Today, the media industry is at another crossroads. Intellectual property rights holders are getting incredibly greedy , and trying to manipulate markets which they clearly don’t understand. In the past 12 hours I’ve learned how streaming rights to Whitney Houston movies were pulled from major digital services after her death to increase DVD sales [ I would have negotiated with digital companies for an incremental ‘fad’ premium, expecting the hysteria to die down before physical goods could be made ], and read a dead-on comic by The Oatmeal on how it has – once again – become easer to steal content than to legally purchase it [ http://theoatmeal.com/comics/game_of_thrones ].
As I write this (Feb 2012) it is faster to steal a high quality MP3 (or FLAC) of record than it is to either: a) rip the physical CD to the digital version or b) download the item from iTunes ( finding/buying is still under a minute ). Regional release dates for music , movies and TV are unsynchronized (on purpose!) , which ends up in the perverse scenario where people in different regions become incentivized to traffic content to one another — i.e. a paying subscriber of a premium network in Europe would illegally download an episode when it first airs on the affiliate in the United States, one month before the European date.
Digital economics aren’t rocket science, they’re drop-dead simple:
- If you make things fast and easy to legally purchase, people will purchase it.
- If you make things cheap enough, people will buy them – without question , concern, or weighing the purchase into their financial plans.
- If you make it hard or expensive for people to legally purchase something, they will turn to “the underground” and illegal sources.
- Piracy will always exist, innovators will always work to defy Digital Rights Management, and as much money as you throw at creating anti-piracy measures… there will always be a large population of brilliant people working to undermine them.

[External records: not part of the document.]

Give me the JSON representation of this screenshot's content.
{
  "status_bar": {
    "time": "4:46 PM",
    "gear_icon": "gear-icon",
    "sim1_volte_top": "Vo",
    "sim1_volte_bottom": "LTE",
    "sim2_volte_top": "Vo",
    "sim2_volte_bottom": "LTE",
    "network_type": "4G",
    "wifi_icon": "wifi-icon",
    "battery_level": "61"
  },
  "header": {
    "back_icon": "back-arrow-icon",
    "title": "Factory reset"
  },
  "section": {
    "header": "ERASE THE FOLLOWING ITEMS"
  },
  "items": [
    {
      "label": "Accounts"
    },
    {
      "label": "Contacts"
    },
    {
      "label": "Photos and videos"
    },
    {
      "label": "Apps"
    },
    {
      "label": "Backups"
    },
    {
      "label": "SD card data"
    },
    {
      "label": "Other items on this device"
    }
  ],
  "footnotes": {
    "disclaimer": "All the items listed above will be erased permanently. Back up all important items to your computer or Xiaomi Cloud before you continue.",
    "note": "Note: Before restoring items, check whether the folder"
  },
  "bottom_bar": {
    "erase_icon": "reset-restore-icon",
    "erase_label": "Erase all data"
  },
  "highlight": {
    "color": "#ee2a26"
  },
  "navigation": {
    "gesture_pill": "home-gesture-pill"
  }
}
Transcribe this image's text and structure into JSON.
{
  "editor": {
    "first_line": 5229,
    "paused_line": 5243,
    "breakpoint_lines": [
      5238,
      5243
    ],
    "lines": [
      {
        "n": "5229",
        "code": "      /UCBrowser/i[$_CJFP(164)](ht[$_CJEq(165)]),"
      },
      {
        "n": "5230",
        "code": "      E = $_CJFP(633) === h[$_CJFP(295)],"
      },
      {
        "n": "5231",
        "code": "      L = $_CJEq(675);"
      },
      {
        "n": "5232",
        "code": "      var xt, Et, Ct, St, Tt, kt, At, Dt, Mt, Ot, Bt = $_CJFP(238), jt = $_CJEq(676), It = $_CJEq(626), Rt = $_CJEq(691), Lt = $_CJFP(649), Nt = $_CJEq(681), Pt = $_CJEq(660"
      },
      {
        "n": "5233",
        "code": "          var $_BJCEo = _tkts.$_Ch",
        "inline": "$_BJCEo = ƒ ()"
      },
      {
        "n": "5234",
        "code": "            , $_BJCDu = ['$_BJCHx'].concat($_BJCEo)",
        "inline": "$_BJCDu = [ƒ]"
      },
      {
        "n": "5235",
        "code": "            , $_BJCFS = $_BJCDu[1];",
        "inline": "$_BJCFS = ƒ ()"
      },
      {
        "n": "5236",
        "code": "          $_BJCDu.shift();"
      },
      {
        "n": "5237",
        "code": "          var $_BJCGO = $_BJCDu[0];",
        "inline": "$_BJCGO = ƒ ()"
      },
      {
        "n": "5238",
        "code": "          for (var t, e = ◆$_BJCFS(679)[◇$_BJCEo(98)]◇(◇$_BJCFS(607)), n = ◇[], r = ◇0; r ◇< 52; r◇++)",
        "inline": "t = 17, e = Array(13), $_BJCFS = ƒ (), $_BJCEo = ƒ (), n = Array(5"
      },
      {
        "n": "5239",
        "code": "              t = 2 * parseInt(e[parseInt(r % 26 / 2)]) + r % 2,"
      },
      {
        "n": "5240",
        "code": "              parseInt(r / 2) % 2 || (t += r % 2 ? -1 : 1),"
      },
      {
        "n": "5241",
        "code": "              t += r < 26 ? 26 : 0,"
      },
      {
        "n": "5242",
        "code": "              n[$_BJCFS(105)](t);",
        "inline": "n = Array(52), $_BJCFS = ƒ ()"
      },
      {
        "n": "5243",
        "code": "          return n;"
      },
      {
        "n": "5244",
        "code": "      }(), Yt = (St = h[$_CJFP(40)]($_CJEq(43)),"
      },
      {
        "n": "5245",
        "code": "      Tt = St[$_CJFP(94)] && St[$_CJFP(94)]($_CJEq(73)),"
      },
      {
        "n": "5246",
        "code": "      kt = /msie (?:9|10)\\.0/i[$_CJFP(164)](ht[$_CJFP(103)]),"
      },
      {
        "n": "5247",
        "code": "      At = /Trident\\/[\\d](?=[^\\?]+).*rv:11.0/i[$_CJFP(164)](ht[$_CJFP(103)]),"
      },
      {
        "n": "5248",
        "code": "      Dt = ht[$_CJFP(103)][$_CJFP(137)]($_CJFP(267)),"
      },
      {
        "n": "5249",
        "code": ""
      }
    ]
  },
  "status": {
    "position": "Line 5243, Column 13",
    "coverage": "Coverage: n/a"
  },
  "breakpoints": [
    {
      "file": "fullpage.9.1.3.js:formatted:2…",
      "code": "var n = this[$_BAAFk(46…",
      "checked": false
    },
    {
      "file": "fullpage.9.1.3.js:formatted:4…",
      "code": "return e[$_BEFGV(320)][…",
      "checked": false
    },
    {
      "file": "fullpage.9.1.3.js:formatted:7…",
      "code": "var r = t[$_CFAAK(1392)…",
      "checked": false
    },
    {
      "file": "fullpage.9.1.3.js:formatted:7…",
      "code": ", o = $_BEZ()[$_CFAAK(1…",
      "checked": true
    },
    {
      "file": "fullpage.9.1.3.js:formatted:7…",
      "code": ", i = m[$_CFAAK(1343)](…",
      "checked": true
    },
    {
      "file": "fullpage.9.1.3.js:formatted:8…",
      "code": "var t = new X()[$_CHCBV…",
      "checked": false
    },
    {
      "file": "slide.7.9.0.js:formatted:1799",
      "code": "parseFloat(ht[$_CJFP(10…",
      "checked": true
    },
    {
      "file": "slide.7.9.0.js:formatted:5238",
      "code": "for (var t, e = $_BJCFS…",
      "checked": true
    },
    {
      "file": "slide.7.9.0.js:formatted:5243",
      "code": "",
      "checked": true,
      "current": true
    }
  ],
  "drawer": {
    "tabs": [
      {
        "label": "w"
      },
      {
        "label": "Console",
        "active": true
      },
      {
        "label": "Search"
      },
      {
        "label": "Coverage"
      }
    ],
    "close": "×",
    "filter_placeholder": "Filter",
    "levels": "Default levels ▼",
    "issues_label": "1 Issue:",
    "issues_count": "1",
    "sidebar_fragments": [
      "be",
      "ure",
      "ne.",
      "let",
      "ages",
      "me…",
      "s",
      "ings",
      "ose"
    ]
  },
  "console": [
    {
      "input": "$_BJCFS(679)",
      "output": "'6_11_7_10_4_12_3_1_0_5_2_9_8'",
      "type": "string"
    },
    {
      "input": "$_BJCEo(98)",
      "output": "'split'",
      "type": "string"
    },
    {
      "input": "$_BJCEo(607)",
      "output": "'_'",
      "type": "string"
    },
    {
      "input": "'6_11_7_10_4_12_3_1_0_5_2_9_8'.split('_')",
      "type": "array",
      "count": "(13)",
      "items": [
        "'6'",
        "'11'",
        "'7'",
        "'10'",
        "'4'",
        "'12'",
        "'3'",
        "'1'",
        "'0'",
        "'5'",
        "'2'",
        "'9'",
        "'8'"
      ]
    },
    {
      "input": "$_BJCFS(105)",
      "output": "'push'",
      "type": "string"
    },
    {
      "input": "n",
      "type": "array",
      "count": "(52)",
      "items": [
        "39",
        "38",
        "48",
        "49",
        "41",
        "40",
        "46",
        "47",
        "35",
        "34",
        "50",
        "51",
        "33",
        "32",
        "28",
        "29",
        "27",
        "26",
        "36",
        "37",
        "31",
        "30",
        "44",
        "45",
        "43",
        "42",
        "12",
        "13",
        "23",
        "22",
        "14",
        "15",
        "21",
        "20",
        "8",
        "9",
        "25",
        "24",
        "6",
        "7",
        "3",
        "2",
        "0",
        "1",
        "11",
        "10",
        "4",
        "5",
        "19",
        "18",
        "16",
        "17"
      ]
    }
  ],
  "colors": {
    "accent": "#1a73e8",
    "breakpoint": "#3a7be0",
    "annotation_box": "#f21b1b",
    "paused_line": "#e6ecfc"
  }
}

My advice is simple: pick your battles wisely. If you want to win in digital media, focus on the user experience and maximizing your revenue generating audience. If your content is good, people will either buy it or steal it – if your content is bad, they’re going somewhere else.
I’m glad to no longer be in corporate publishing. I’m glad to be back in a digital-only world, working with startups , advertising agencies, and media companies that are focused on building the future… not trying to save an ancient business model.
One thought on “Want to win? Make it easier, not harder.”
Loved the oatmeal comic today and this article as well.
However, investing in government interference is a tremendously lucrative business. In ‘Republic Lost’ by Lawrence Lessig, he alleges that the average ROI is somewhere in the hundreds to thousands. Even if that number is grossly overinflated, a 10% return is still better than most business investments. Long term is it a good strategy? Probably not. But if there’s one thing monopolistic corporate enterprises are good at, it’s protecting short term profits.